Ostensibly an attempt to show moviegoers what it’s like to spend most of one’s time in a wheelchair, Reid Davenport’s I Didn’t See You There is a debut doc that may only succeed with viewers who already know him and the disability-focused shorts he’s been making for years.
Viewed on its own, it communicates much less than its maker seems to intend, hovering in a not-very-satisfying zone between advocacy doc, first-person impressionism, and (very) tentative essay film about the world’s tendency to view difference as freakishness. Though it’s easy to sympathize with the struggles shown here, and some communities are likely to celebrate it, the film is very unlikely to reach far beyond those communities to change the mainstream attitudes Davenport objects to.
I Didn’t See You There
A mixed bag.
A slow-paced introductory scene suggests one straightforward path the film might’ve taken: We’re riding a commuter train with Davenport and, while other passengers exit toward the ground level easily, we slog through the long trek to inconveniently placed elevators. As the film progresses we’ll deal with clueless pedestrians, car owners who inconsiderately block curb cuts, the blight of rental scooters, and an especially irksome barrier blocking the ramp to Davenport’s own apartment.

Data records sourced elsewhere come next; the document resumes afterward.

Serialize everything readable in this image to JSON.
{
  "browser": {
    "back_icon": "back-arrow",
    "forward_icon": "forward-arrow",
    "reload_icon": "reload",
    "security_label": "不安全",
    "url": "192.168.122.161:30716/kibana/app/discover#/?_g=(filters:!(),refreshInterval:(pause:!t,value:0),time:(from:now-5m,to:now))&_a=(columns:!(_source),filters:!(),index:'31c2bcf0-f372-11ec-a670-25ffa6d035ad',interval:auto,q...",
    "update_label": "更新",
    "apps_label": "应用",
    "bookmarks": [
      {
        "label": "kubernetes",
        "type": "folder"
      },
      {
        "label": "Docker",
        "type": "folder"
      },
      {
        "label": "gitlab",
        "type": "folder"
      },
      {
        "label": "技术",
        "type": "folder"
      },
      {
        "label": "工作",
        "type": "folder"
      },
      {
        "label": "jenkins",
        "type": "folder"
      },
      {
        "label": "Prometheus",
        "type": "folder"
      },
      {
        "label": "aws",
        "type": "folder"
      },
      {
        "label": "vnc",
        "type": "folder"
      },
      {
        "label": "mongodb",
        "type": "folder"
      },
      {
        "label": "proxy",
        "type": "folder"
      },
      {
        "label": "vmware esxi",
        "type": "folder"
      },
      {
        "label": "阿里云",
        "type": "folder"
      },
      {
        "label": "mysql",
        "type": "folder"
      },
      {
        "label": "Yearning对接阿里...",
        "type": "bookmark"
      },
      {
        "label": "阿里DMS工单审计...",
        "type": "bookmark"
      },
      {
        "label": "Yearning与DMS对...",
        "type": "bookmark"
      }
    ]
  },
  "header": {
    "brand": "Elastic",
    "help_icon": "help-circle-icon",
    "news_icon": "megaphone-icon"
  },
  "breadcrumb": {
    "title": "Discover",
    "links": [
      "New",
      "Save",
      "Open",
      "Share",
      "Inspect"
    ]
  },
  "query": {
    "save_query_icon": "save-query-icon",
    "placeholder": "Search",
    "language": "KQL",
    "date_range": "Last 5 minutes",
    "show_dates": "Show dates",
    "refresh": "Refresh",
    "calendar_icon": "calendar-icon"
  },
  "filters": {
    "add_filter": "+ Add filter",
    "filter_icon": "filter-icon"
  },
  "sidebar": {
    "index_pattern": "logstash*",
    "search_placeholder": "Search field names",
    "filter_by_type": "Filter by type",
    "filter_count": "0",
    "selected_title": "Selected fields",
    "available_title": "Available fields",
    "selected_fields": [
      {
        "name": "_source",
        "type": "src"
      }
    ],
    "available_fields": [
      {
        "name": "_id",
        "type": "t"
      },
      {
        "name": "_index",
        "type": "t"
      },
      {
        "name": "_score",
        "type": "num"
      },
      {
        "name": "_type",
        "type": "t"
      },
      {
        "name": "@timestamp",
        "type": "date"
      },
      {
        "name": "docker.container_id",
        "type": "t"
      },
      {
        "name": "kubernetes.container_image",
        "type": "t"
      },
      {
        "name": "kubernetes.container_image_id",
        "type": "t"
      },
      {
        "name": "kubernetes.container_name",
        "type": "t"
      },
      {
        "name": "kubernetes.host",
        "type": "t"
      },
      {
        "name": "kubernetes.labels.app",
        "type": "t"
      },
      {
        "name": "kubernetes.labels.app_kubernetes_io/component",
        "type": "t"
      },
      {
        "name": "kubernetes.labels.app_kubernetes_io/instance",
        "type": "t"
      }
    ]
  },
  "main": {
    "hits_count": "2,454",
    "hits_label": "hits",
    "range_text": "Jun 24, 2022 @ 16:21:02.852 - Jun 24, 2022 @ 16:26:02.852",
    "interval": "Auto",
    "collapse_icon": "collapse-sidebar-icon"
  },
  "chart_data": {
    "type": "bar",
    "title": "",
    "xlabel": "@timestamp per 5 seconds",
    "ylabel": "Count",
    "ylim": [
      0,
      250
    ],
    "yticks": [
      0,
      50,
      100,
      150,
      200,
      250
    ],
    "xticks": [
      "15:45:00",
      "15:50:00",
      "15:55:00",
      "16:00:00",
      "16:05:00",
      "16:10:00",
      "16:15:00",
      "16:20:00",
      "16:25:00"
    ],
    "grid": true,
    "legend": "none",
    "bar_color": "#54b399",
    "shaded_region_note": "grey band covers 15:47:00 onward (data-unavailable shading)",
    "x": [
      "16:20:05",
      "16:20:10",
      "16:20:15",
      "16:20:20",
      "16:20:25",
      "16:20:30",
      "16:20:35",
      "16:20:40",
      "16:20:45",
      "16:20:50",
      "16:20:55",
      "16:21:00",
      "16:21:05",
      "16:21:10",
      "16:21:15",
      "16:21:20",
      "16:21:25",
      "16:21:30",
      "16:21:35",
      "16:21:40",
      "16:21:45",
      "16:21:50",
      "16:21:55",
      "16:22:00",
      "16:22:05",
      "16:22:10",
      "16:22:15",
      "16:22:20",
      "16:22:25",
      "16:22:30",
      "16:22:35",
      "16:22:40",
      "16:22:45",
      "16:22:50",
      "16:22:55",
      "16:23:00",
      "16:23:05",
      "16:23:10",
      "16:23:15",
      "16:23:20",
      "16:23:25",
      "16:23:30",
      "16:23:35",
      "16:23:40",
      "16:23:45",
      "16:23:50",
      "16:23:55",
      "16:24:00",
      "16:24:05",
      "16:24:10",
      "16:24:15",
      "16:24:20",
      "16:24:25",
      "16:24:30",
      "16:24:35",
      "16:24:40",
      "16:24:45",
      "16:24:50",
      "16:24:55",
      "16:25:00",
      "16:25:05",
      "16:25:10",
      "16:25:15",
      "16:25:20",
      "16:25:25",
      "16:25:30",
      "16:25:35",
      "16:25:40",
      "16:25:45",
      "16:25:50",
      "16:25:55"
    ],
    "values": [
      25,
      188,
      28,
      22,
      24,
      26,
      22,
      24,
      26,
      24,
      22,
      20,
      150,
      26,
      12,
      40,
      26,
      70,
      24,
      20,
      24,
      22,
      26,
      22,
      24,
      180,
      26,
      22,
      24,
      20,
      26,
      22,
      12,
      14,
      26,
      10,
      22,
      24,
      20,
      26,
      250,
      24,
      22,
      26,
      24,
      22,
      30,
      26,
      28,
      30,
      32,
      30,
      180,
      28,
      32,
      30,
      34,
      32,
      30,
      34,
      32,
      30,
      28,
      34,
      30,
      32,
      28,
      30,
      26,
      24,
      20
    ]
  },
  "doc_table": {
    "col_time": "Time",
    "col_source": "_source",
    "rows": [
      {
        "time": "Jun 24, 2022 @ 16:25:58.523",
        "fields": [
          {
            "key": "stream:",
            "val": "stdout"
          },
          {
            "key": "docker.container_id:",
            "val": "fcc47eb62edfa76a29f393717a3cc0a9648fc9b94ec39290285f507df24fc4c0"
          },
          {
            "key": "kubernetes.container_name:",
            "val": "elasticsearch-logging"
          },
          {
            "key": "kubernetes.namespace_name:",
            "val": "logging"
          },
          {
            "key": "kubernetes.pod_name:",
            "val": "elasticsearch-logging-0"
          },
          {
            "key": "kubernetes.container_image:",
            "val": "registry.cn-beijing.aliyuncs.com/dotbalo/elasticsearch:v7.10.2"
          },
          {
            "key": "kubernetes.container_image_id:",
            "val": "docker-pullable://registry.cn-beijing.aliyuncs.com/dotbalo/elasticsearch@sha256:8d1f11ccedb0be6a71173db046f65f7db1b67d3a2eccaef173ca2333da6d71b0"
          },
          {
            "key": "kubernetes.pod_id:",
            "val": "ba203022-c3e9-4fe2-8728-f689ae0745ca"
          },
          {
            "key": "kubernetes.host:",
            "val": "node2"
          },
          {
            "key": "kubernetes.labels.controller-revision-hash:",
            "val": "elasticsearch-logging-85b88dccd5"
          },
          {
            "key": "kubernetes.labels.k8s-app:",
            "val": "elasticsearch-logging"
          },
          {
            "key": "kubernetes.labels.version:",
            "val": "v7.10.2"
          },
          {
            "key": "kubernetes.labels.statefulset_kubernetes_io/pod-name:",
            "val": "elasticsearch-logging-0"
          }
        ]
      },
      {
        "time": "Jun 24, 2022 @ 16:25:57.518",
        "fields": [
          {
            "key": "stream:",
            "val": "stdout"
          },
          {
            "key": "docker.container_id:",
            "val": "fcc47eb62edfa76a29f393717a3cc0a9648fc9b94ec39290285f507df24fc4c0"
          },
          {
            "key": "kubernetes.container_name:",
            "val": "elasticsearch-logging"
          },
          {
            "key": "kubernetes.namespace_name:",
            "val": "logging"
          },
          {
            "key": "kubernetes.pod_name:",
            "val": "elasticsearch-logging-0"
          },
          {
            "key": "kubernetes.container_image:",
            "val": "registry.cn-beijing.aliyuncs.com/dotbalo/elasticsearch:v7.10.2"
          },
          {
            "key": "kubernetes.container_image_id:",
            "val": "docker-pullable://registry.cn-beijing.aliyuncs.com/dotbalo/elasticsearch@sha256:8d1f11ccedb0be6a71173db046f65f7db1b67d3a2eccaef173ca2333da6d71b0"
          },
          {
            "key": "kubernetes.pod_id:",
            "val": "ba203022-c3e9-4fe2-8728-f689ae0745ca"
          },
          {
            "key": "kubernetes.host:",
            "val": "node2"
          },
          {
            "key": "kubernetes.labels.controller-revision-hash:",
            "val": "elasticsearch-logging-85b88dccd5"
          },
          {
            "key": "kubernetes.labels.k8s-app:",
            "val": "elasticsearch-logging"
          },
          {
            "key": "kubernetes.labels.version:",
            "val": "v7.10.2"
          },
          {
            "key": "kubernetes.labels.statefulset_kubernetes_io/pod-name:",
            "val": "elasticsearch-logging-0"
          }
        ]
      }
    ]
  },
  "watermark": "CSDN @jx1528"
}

But these are infrequent enough that they could easily be condensed into a short film that might well find lots of exposure online. Here, they get less screen time than other material that barely speaks to the sentiments Davenport wants to share. For much of the time we’re in the chair with him, the director points his camera at brick walls he’s passing, chain-link fences, or the ground.
“All of the footage in the film is shot by me from my literal point-of-view,” he says in press notes. But that’s not true in the sense of seeing what he’s looking at. We’re simply closer to his elevation, moving as quickly or slowly as he does. Once or twice (as with a sped-up look at the sidewalk beneath him), these chunks of footage approach an enjoyable, Brakhage-like abstraction. But on the other end of the spectrum (and far more plentiful) are scenes like a 54-second shot of flypaper.
The film tells us at the start that it wants to convey how its maker sees the world without putting that maker on display. A couple of scenes hint at Davenport’s discomfort with interest strangers show in him. Gathered together, their attempts at helpfulness clearly feel intrusive to a man who’s capable of opening doors, getting his wheelchair onto a public bus and finding his way around town.
Davenport tells us nearly nothing about who he is or what he does, beyond mentioning where he grew up and a vague statement about having moved to Oakland to become an artist. Late in the film we’ll eavesdrop on a conversation with his mother, in which he alludes to having been politicized a decade ago and expresses the hope that “this is my last personal film.” But the comments are too elliptical to tell newcomers much.
Davenport’s voiceover offers slightly more when it comes to the history of freak shows. A circus tent has been erected near his apartment, and he uses that as an occasion to muse on the history of paying conjoined twins, people with microcephaly, et cetera to let sideshow attendees gawk at them. That’s a subject worthy of exploration (not that it hasn’t been explored), but Davenport’s comments are largely superficial, and so scattered through the film that they feel like an unsuccessful attempt to make this project look deeper than it is.
Which is a shame, because there’s certainly room in the doc marketplace for more disability-centered films made by, rather than merely about, those with disabilities. Davenport’s press notes make it clear he’s offended by much of what people say about those who use wheelchairs to get around, and that he has objections even to much that is said or shown by people with only the best intentions. If he hopes to set things straight in a way that satisfies his standards while communicating with a broad audience, he may need to reconsider that bit about this being his last personal film.